Afternoon keynote speakers

Fr. Norm Douglas

Diversity and Spirituality

Wednesday, Feb. 5, 3-4 p.m.
Student Union Theater

Sponsored by Inclusion & Equity and The Multicultural Center

35 years as a Catholic priest, spiritual director, facilitator of adult faith formation. 10 years as executive director of a not-for-profit organization. Goal -- to continue to do my part to strengthen the sense of mission and the practical elements for sustainability.

Dr. Consuela Ward

Power and Privilege

Thursday, Feb. 6, 1-2 p.m.
Student Union 335

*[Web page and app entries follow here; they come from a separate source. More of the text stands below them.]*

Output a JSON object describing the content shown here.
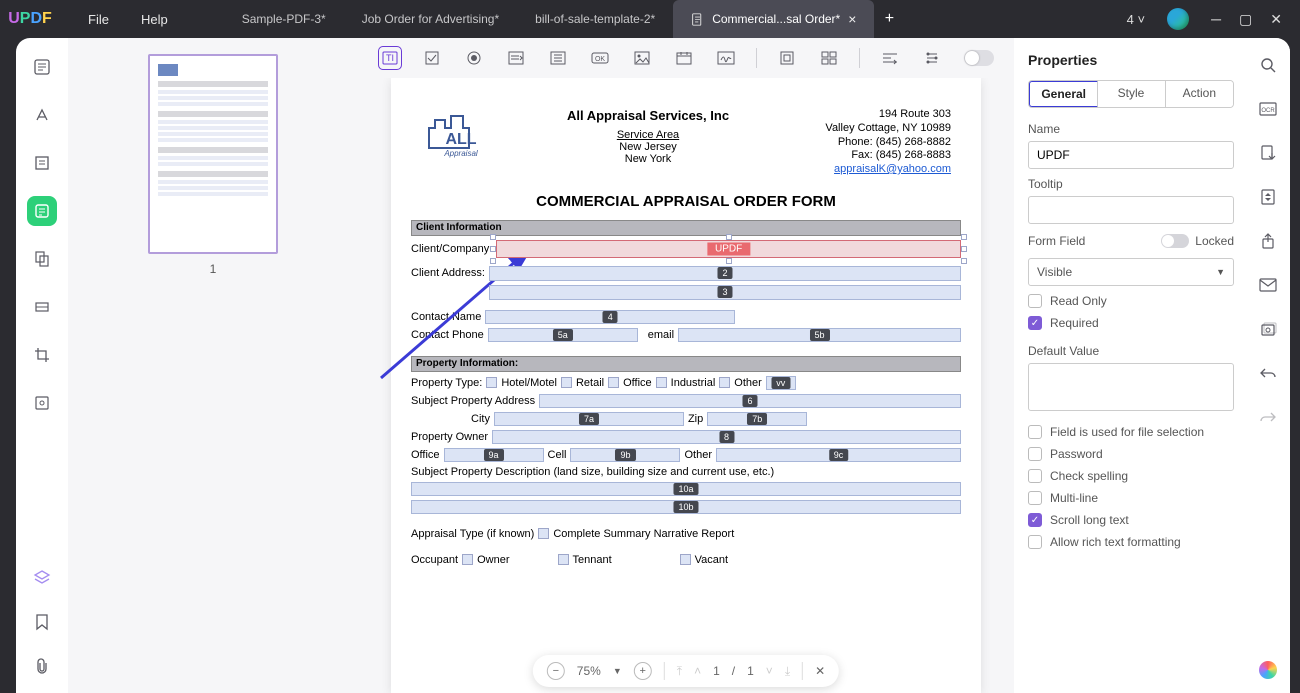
{
  "brand": "UPDF",
  "menu": {
    "file": "File",
    "help": "Help"
  },
  "tabs": [
    {
      "label": "Sample-PDF-3*"
    },
    {
      "label": "Job Order for Advertising*"
    },
    {
      "label": "bill-of-sale-template-2*"
    },
    {
      "label": "Commercial...sal Order*"
    }
  ],
  "titlebar": {
    "counter": "4"
  },
  "thumbnails": {
    "page": "1"
  },
  "document": {
    "company": "All Appraisal Services, Inc",
    "service_area": "Service Area",
    "loc1": "New Jersey",
    "loc2": "New York",
    "addr1": "194 Route 303",
    "addr2": "Valley Cottage, NY 10989",
    "phone": "Phone:   (845) 268-8882",
    "fax": "Fax:   (845) 268-8883",
    "email": "appraisalK@yahoo.com",
    "title": "COMMERCIAL APPRAISAL ORDER FORM",
    "sections": {
      "client": "Client Information",
      "property": "Property Information:"
    },
    "labels": {
      "client_company": "Client/Company:",
      "client_address": "Client Address:",
      "contact_name": "Contact Name",
      "contact_phone": "Contact Phone",
      "email": "email",
      "property_type": "Property Type:",
      "hotel": "Hotel/Motel",
      "retail": "Retail",
      "office": "Office",
      "industrial": "Industrial",
      "other": "Other",
      "subject_addr": "Subject Property Address",
      "city": "City",
      "zip": "Zip",
      "property_owner": "Property Owner",
      "office2": "Office",
      "cell": "Cell",
      "other2": "Other",
      "desc": "Subject Property Description (land size, building size and current use, etc.)",
      "appraisal_type": "Appraisal Type (if known)",
      "narrative": "Complete Summary Narrative Report",
      "occupant": "Occupant",
      "owner": "Owner",
      "tennant": "Tennant",
      "vacant": "Vacant"
    },
    "field_tags": {
      "selected": "UPDF",
      "t2": "2",
      "t3": "3",
      "t4": "4",
      "t5a": "5a",
      "t5b": "5b",
      "tvv": "vv",
      "t6": "6",
      "t7a": "7a",
      "t7b": "7b",
      "t8": "8",
      "t9a": "9a",
      "t9b": "9b",
      "t9c": "9c",
      "t10a": "10a",
      "t10b": "10b"
    }
  },
  "pagectl": {
    "zoom": "75%",
    "page_cur": "1",
    "page_sep": "/",
    "page_total": "1"
  },
  "props": {
    "title": "Properties",
    "tabs": {
      "general": "General",
      "style": "Style",
      "action": "Action"
    },
    "name_label": "Name",
    "name_value": "UPDF",
    "tooltip_label": "Tooltip",
    "tooltip_value": "",
    "form_field_label": "Form Field",
    "locked_label": "Locked",
    "visibility": "Visible",
    "read_only": "Read Only",
    "required": "Required",
    "default_label": "Default Value",
    "file_sel": "Field is used for file selection",
    "password": "Password",
    "spell": "Check spelling",
    "multiline": "Multi-line",
    "scroll": "Scroll long text",
    "richtext": "Allow rich text formatting"
  }
}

Sponsored by Inclusion & Equity and The Multicultural Center

She is the founder/president at The Montage LLC, a diversity and inclusion consulting firm where she specializes in consulting, training/coaching, and strategic planning. She has more than 15 years experience in the field of diversity.

Charles "CJ" Harkness

Code Switching: From Survival Techniques to Strategic Advantage

Thursday, Feb. 6, 3-4:30 p.m.
Student Union Ballroom

Sponsored by Inclusion & Equity and The Multicultural Center

He is the Director of Campus Diversity Affairs at Baldwin Wallace University. Harkness is an ordained minister and graduate of Ashland Theological Seminary, where he formerly served as Director of Institutional Diversity for nearly 13 years.

Daniel Tokaji

Voting Rights

Friday, Feb. 7, 3:30-4:30 p.m.
Student Union Theater

Sponsored by Bliss Institute, Canton Area League of Women Voters, UA Center for Conflict Management, Bierce Library, UA School of Law & Akron Press Club

Professor Daniel P. Tokaji is an authority on election law and voting rights. He specializes in election reform, including such topics as voting technology, voter ID, provisional voting, and other subjects addressed by the Help America Vote Act of 2002. He is a professor at OSU Moritz College of Law.

Judge Linda Teodosio

Initiatives in Summit County to remediate disproportionate minority contact and confinement

Friday, Feb. 7, 5-6 p.m.
Student Union 335
The presentation is free, open to the public, and no tickets are required

Sponsored by: Summit County Juvenile Court

Judge Linda Tucci Teodosio graduated summa cum laude from The University of Akron in 1980 with a Bachelor of Science degree in Education before pursuing her Juris Doctor from the university’s School of Law, which she received in 1982. Her administration of the Juvenile Court has inspired widespread attention for its innovative approach, particularly in the areas of alternative sentencing and enhanced programming. Judge Teodosio’s concept of integrating mental health issues as a causal element in the genesis and treatment of substance abuse has gained national notoriety for the Court’s Crossroads Program.

Dr. Evelyn Hu-DeHart

The Strange and Curious History of the Illegal Alien

Tuesday, Feb. 11, noon-2 p.m.
Student Union Ballroom

Sponsored by Inclusion & Equity and The Multicultural Center

Hu-DeHart is a professor of History and Director of the Center for the Study of Race and Ethnicity in America at Brown University. She is the founder of the Asian Pacific American Women’s Leadership Institute and has published three books on the Yaqui Indians of Northern Mexico and Arizona as well as numerous scholarly articles on her current research, Asian Diaspora in Latin America.

Dr. Joshua A Stacher


Wednesday, Feb. 12, 1:30-3 p.m.
Student Union Ballroom

Sponsored by Inclusion & Equity and The Multicultural Center

Stacher is an assistant professor in the Depart of Political Science at Kent State University. He is a political scientist and scholar of Middle East politics, authoritarianism and social movements and he is on the editorial committee of MERIP (Middle East Research and Information Project).

James Logan

Punishing Black Bodies: The Nerve Center of Mass Incarceration in Civil Society

Saturday, Feb. 15, 4-6 p.m.
Student Union Theater

Sponsored by UA School of Law and Alpha Phi Alpha Homes, Inc.

Dr. Logan’s remarks will consider the difference a Christian moral theology might make in confronting the scourge of U.S. mass incarceration within the wider, highly racialized, prison industrial complex.